Several years ago a business was put in touch with me about their VAT situation because they had been told by their accountant that they didn't need to be VAT registered.  They had been trading for a few years and sold products which would have been zero rated had the business been VAT registered.  They were told that, as sales of the new product they were introducing (which would be standard rated although they weren't entirely sure about that) would not reach the VAT threshold, they did not have to register for VAT. That advice was incorrect because their sales of zero rated products were already over the VAT threshold.

Sales which are zero rated are a rate of VAT of 0% and are included in your calculation to identify if you have reached the threshold for VAT registration.  You don't ignore them and add up only the products which are at 20%.  The only rate of VAT you ignore when calculating whether you should be VAT registered are VAT Exempt sales and there are very few of those.

As a business owner you are responsible for understanding the VAT implications of what you sell and keeping track of your turnover every month if you are getting close to the VAT registration threshold.   You do not charge VAT if you are not VAT registered but if you are and some of the product you sell are standard rate for VAT (20%) then you must charge VAT on those particular products.  

In the food and catering industry, for example, the rate of VAT to be charged varies depending on what is being sold and how it is being consumed.  It is therefore vital for business owners in this industry to fully understand the VAT treatment of the items they sell.  

HMRC provide a list of VAT rates for different goods and services which you can access on their website.

Businesses which sell only, or mostly, zero rated products may find it advantageous to voluntarily register for VAT before they reach the threshold because that enables them to claim back VAT on all their purchases.
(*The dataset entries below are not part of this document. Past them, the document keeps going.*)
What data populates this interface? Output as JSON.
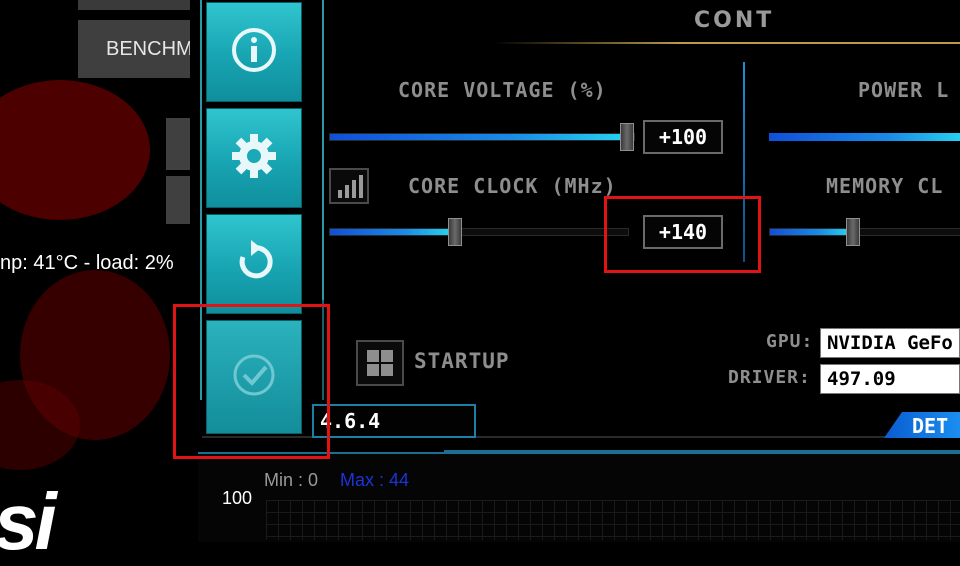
{
  "background_panel": {
    "benchmark_label": "BENCHM",
    "temp_load_text": "np: 41°C - load: 2%",
    "logo_text": "si"
  },
  "sidebar": {
    "buttons": [
      {
        "name": "info",
        "icon": "info-icon"
      },
      {
        "name": "settings",
        "icon": "gear-icon"
      },
      {
        "name": "reset",
        "icon": "reset-icon"
      },
      {
        "name": "apply",
        "icon": "check-icon"
      }
    ]
  },
  "header": {
    "title": "CONT"
  },
  "controls": {
    "core_voltage": {
      "label": "CORE VOLTAGE (%)",
      "value": "+100",
      "fill_fraction": 1.0
    },
    "power_limit": {
      "label": "POWER L"
    },
    "core_clock": {
      "label": "CORE CLOCK (MHz)",
      "value": "+140",
      "fill_fraction": 0.42
    },
    "memory_clock": {
      "label": "MEMORY CL"
    }
  },
  "startup": {
    "label": "STARTUP",
    "icon": "windows-icon"
  },
  "info": {
    "gpu_label": "GPU:",
    "gpu_value": "NVIDIA GeFo",
    "driver_label": "DRIVER:",
    "driver_value": "497.09"
  },
  "version": "4.6.4",
  "detail_button": "DET",
  "monitor": {
    "min_label": "Min : 0",
    "max_label": "Max : 44",
    "y_tick": "100"
  },
  "colors": {
    "accent_teal": "#1aa9b6",
    "slider_blue": "#1a8be6",
    "highlight_red": "#e01414"
  }
}
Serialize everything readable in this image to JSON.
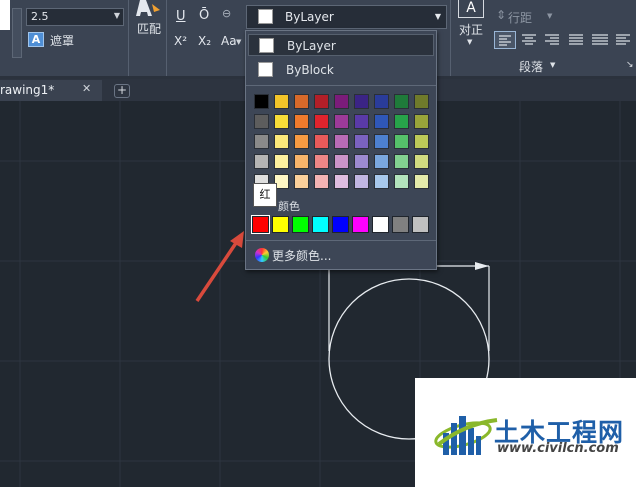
{
  "ribbon": {
    "textheight_value": "2.5",
    "mask_label": "遮罩",
    "match_label": "匹配",
    "superscript_label": "X²",
    "subscript_label": "X₂",
    "case_label": "Aa",
    "underline_label": "U",
    "overline_label": "Ō",
    "color_select_value": "ByLayer",
    "justify_label": "对正",
    "line_spacing_label": "行距",
    "paragraph_label": "段落"
  },
  "tabs": {
    "drawing_label": "rawing1*",
    "close_glyph": "✕",
    "add_glyph": "+"
  },
  "dropdown": {
    "bylayer_label": "ByLayer",
    "byblock_label": "ByBlock",
    "index_colors_label": "颜色",
    "more_colors_label": "更多颜色...",
    "palette_rows": [
      [
        "#000000",
        "#f2c429",
        "#d7692a",
        "#b21f28",
        "#7b1c7a",
        "#3b2485",
        "#2a3c9a",
        "#1f7a3a",
        "#6f7a2b"
      ],
      [
        "#5d5d5d",
        "#f8dd38",
        "#f07a2c",
        "#e0242d",
        "#9c3a99",
        "#5a3aa8",
        "#2f57b8",
        "#27a34a",
        "#98a43a"
      ],
      [
        "#8a8a8a",
        "#fbe87a",
        "#f79a42",
        "#e95a5a",
        "#b86bb6",
        "#7a62c0",
        "#4d80d0",
        "#55c06a",
        "#bcc958"
      ],
      [
        "#b4b4b4",
        "#fdf09e",
        "#f8b46a",
        "#ee8686",
        "#cb94c9",
        "#9c8ad1",
        "#7aa7df",
        "#82d190",
        "#d1db80"
      ],
      [
        "#dedede",
        "#fef7c4",
        "#fbd09b",
        "#f4b3b3",
        "#dfbde0",
        "#c1b6e2",
        "#a8c8ec",
        "#b3e3bc",
        "#e4eaaa"
      ]
    ],
    "index_colors": [
      "#ff0000",
      "#ffff00",
      "#00ff00",
      "#00ffff",
      "#0000ff",
      "#ff00ff",
      "#ffffff",
      "#808080",
      "#c0c0c0"
    ]
  },
  "tooltip": {
    "text": "红"
  },
  "watermark": {
    "brand_name": "土木工程网",
    "url": "www.civilcn.com"
  }
}
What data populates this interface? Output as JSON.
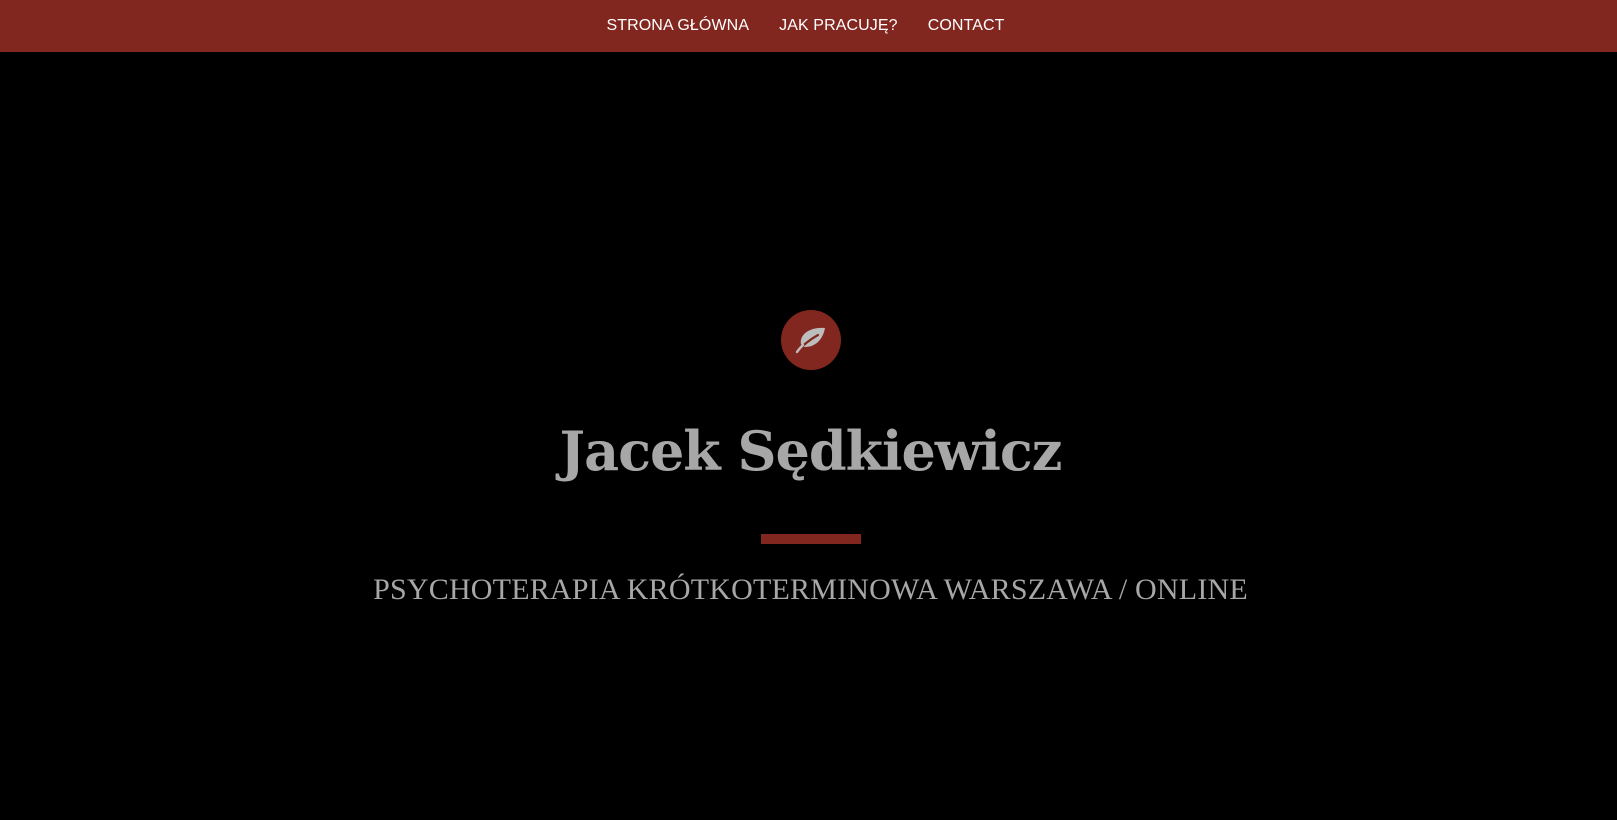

If this was the case we would first look closely at the purchases the business generally makes and decide whether it would be worthwhile to be VAT registered.  A business which sells mostly zero rated goods will purchase mainly zero rated materials and the only VATable purchases may be packaging, telephone bills, and services from VAT registered companies for example.  The benefit against the additional work and/or cost must be identified before a decision is made on voluntary VAT registration.

However voluntary VAT registration prior to your fourth year of trading allows you to claim back VAT paid on set up costs if you still have those items.

The business who came to talk through their situation with me did have to become VAT registered as they were over the threshold but sadly were just outside the period of four years from set up and therefore couldn't claim VAT on the equipment they had purchased.

It is worth taking advice from your accountant or bookkeeper as well as doing some research yourself so you fully understand whether you should become VAT registered before reaching the threshold or not.  And your decision should be based on regular purchases as well as the four year deadline for set up costs.  Once you reach the threshold you do not have a choice about registering.  Your only choice at this stage is what VAT scheme to use.  Read our blog on VAT schemes for more information.